All in all I would recommend both restaurants for a nice evening out. I do not know what peak hours are like, but when I visited during off-peak hours, I found the atmosphere of both restaurants to be relaxing and intimate.

The other day, in a flash of inspiration, I decided that I would try going vegan for a week or so and report to you, my loyal readers, what becomes of my experiment. I will keep a food log and report how I feel each day. So look for that coming up soon. In light of my upcoming change, I have looked into vegan recipes, and will share one which I intend to prepare in the upcoming week. One thing I do not want to give up is my desserts, so I found an easy vegan cake recipe to try. It is from the Depression era when dairy products were too expensive for most budgets. As always, please e-mail me with questions, concerns, and comments at veggie@the-tech.mit.edu.

Easy Vegan Chocolate Cake

3 cups flour

2 cups sugar

6 tablespoons cocoa

2 teaspoons baking soda

1 teaspoon salt

3/4 cup vegetable oil

2 tablespoon vinegar

2 teaspoon vanilla

2 cups cold water

Frosting:

One pound (one box) confectioner’s sugar

1/4 teaspoon salt

1/3 cup (2/3 stick) margarine, room temperature

1/4 cup thin liquid

1-2 teaspoons flavoring, optional (usually vanilla extract)

some drops of coloring, optional (juice of crushed berries works well)

To prepare the cake, mix the dry ingredients. Add the wet ingredients. Stir until smooth. Bake at 350 degrees for 40 minutes. Makes two layers of a two-layer 9-inch or 8-inch round cake, or one small sheet cake. When cool, frost it.

While the cake is baking, prepare the frosting. Mix the sugar, salt, and margarine in a very clean bowl. Add the liquid. Beat until smooth, adding more liquid if necessary.

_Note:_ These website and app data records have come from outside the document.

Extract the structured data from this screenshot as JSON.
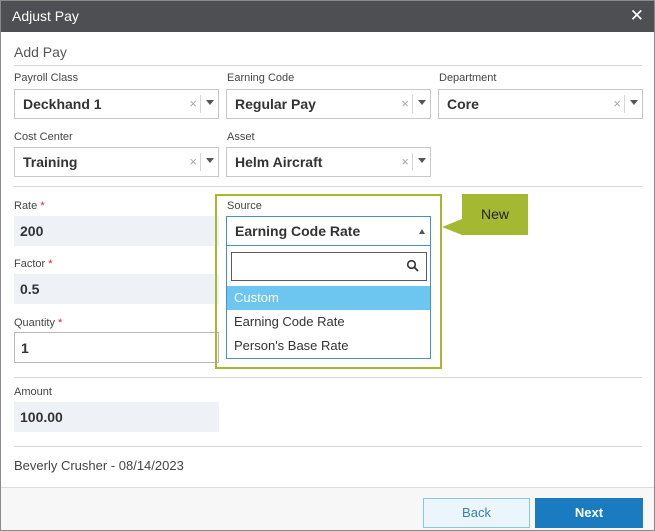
{
  "window": {
    "title": "Adjust Pay",
    "close_glyph": "✕"
  },
  "section": {
    "title": "Add Pay"
  },
  "fields": {
    "payroll_class": {
      "label": "Payroll Class",
      "value": "Deckhand 1"
    },
    "earning_code": {
      "label": "Earning Code",
      "value": "Regular Pay"
    },
    "department": {
      "label": "Department",
      "value": "Core"
    },
    "cost_center": {
      "label": "Cost Center",
      "value": "Training"
    },
    "asset": {
      "label": "Asset",
      "value": "Helm Aircraft"
    },
    "rate": {
      "label": "Rate",
      "required": "*",
      "value": "200"
    },
    "factor": {
      "label": "Factor",
      "required": "*",
      "value": "0.5"
    },
    "quantity": {
      "label": "Quantity",
      "required": "*",
      "value": "1"
    },
    "amount": {
      "label": "Amount",
      "value": "100.00"
    },
    "source": {
      "label": "Source",
      "value": "Earning Code Rate",
      "options": [
        "Custom",
        "Earning Code Rate",
        "Person's Base Rate"
      ],
      "highlighted_option": "Custom"
    }
  },
  "clear_glyph": "×",
  "callout": {
    "text": "New",
    "color": "#a5b832"
  },
  "footer": {
    "audit_text": "Beverly Crusher - 08/14/2023"
  },
  "buttons": {
    "back": "Back",
    "next": "Next"
  },
  "colors": {
    "titlebar": "#4d4f53",
    "primary": "#1a7bc1",
    "highlight": "#6cc6ef"
  }
}
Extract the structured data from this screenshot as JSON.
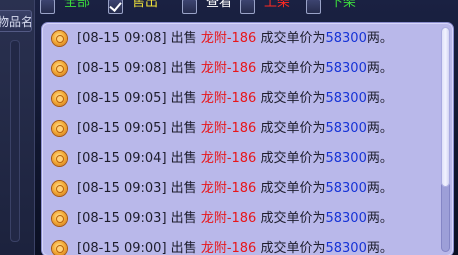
{
  "left_panel": {
    "tab_label": "物品名"
  },
  "filters": [
    {
      "label": "全部",
      "checked": false,
      "color": "#3ddc3d"
    },
    {
      "label": "售出",
      "checked": true,
      "color": "#f2e33a"
    },
    {
      "label": "查看",
      "checked": false,
      "color": "#ffffff"
    },
    {
      "label": "上架",
      "checked": false,
      "color": "#ff2a22"
    },
    {
      "label": "下架",
      "checked": false,
      "color": "#3ddc3d"
    }
  ],
  "log": {
    "entries": [
      {
        "time": "[08-15 09:08]",
        "action": "出售",
        "item": "龙附-186",
        "text": "成交单价为",
        "price": "58300",
        "unit": "两。"
      },
      {
        "time": "[08-15 09:08]",
        "action": "出售",
        "item": "龙附-186",
        "text": "成交单价为",
        "price": "58300",
        "unit": "两。"
      },
      {
        "time": "[08-15 09:05]",
        "action": "出售",
        "item": "龙附-186",
        "text": "成交单价为",
        "price": "58300",
        "unit": "两。"
      },
      {
        "time": "[08-15 09:05]",
        "action": "出售",
        "item": "龙附-186",
        "text": "成交单价为",
        "price": "58300",
        "unit": "两。"
      },
      {
        "time": "[08-15 09:04]",
        "action": "出售",
        "item": "龙附-186",
        "text": "成交单价为",
        "price": "58300",
        "unit": "两。"
      },
      {
        "time": "[08-15 09:03]",
        "action": "出售",
        "item": "龙附-186",
        "text": "成交单价为",
        "price": "58300",
        "unit": "两。"
      },
      {
        "time": "[08-15 09:03]",
        "action": "出售",
        "item": "龙附-186",
        "text": "成交单价为",
        "price": "58300",
        "unit": "两。"
      },
      {
        "time": "[08-15 09:00]",
        "action": "出售",
        "item": "龙附-186",
        "text": "成交单价为",
        "price": "58300",
        "unit": "两。"
      }
    ]
  },
  "colors": {
    "panel_bg": "#b9b8ea",
    "item_color": "#e8161a",
    "price_color": "#1633d6"
  }
}
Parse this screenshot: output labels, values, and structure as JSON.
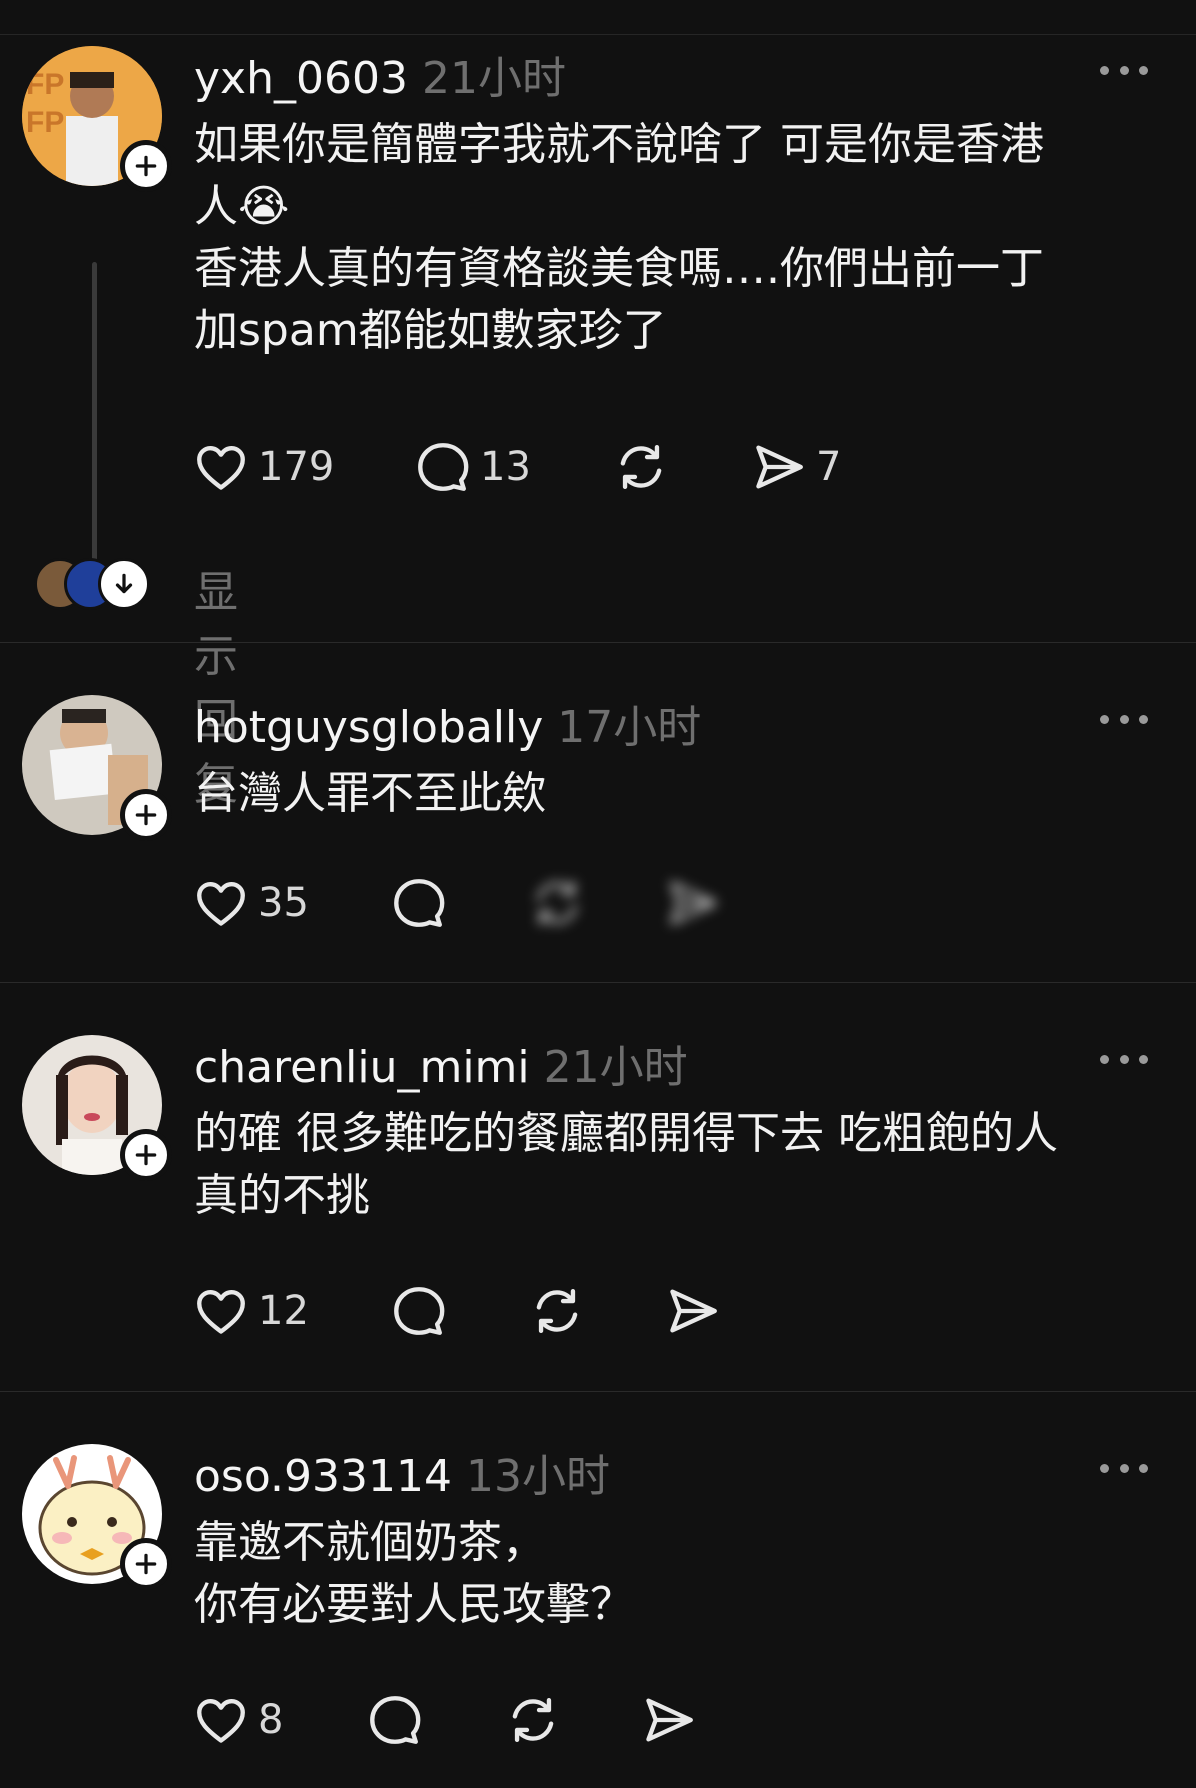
{
  "posts": [
    {
      "username": "yxh_0603",
      "time": "21小时",
      "text": "如果你是簡體字我就不說啥了 可是你是香港\n人😭\n香港人真的有資格談美食嗎….你們出前一丁\n加spam都能如數家珍了",
      "likes": "179",
      "comments": "13",
      "reposts": "",
      "shares": "7",
      "show_replies": "显示回复"
    },
    {
      "username": "hotguysglobally",
      "time": "17小时",
      "text": "台灣人罪不至此欸",
      "likes": "35",
      "comments": "",
      "reposts": "",
      "shares": ""
    },
    {
      "username": "charenliu_mimi",
      "time": "21小时",
      "text": "的確 很多難吃的餐廳都開得下去 吃粗飽的人\n真的不挑",
      "likes": "12",
      "comments": "",
      "reposts": "",
      "shares": ""
    },
    {
      "username": "oso.933114",
      "time": "13小时",
      "text": "靠邀不就個奶茶，\n你有必要對人民攻擊？",
      "likes": "8",
      "comments": "",
      "reposts": "",
      "shares": ""
    }
  ],
  "icons": {
    "like": "heart-icon",
    "comment": "comment-bubble-icon",
    "repost": "repost-icon",
    "share": "send-icon",
    "follow": "plus-icon",
    "more": "more-dots-icon",
    "expand": "arrow-down-icon"
  },
  "colors": {
    "background": "#111111",
    "text": "#f2f2f2",
    "muted": "#6f6f6f",
    "divider": "#2a2a2a"
  }
}
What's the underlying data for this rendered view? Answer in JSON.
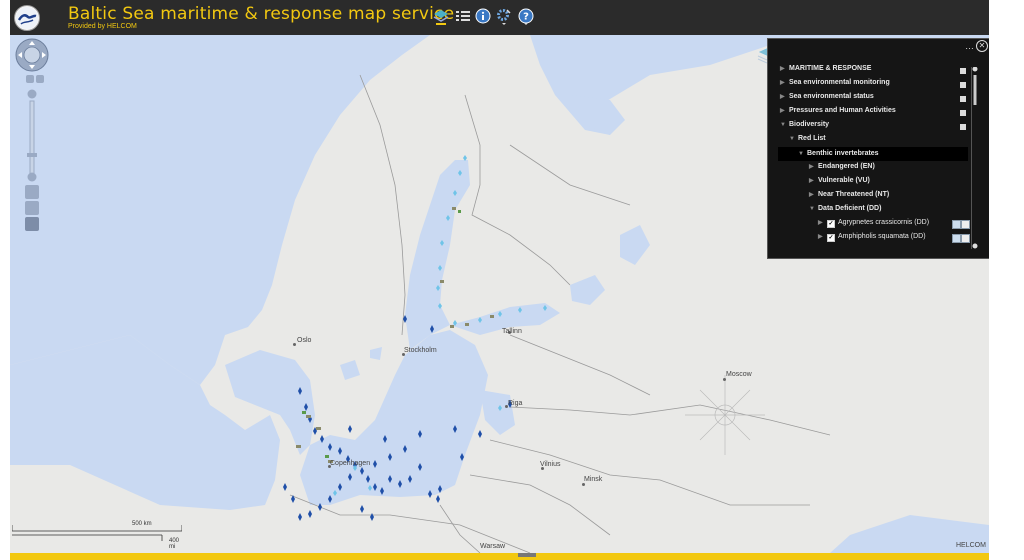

Use immediately and rapidly: spread over a cooled cake with a rubber spatula or blunt knife. Decorate the cake quickly, before the frosting hardens.